At that point, I was informed that I would be admitted. Initially, they told my husband he would not be able to stay with me due to COVID restrictions and my having to have a shared room. Luckily, however, through many efforts, I was able to be readmitted on the postpartum floor allowing me to have a private room that my husband could stay with me in. It was such a blessing having him by my side while I endured this devastating ordeal. He was my best advocate and truly my rock. I couldn’t have done it without his support.
My cardiology team went to work trying to help my heart improve. A heart monitor continuously tracked my heart while I started several medications. I took a Lasix pill along with 2.5 mg of enalapril. Additionally, I had to follow a cardiac diet that included salt and fluid restrictions.
Luckily, there was a bright side to the additional time I had to spend in the hospital. Each and every day I had the opportunity to visit with my twins in the NICU. Seeing them fight every day encouraged me to continue my fight as well.
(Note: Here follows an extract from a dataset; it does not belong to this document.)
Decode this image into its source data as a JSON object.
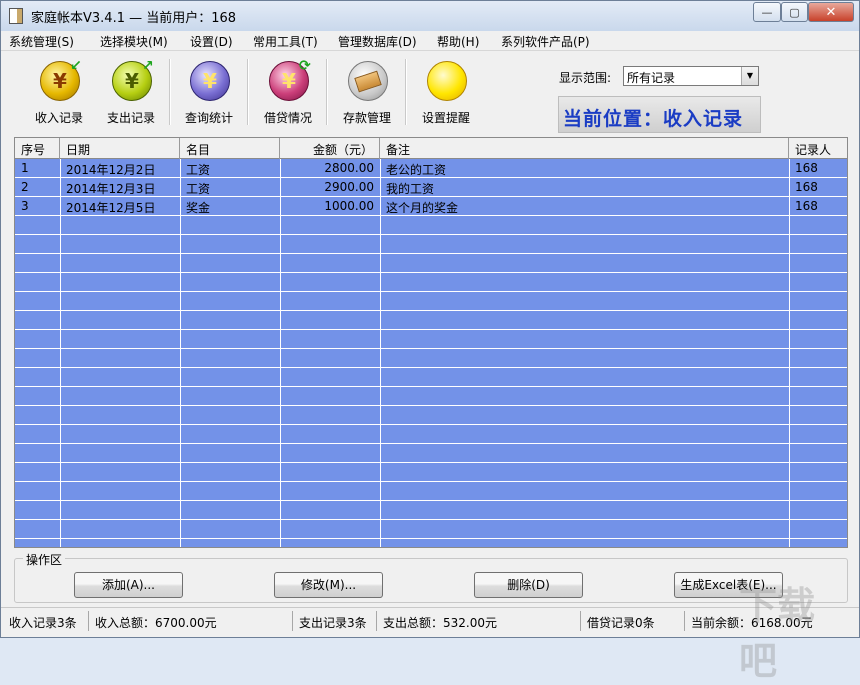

I knew we could get through this.
Over the five additional days, I had to spend in the hospital, they were able to remove 18lbs of fluid from my body. My final echocardiogram revealed that my ejection fraction had increased to 55% and my heart was functioning at a healthy level. On July 30th, I was finally able to go home.
Since I left the hospital, I have tried to maintain my health but I live in a constant state of fear that something will go wrong in my body. The mental load of my diagnosis has wreaked havoc on my overall wellbeing and has definitely contributed to my postpartum depression. Having two new babies, a peripartum cardiomyopathy diagnosis, and postpartum depression has been hard but I am working on getting my life back to normal. My hope is that, by sharing my story, I will be able to use my experience to help bring more awareness to postpartum depression and peripartum cardiomyopathy. There is so much we don’t know about these conditions and we must inform women so they can be advocates for their health.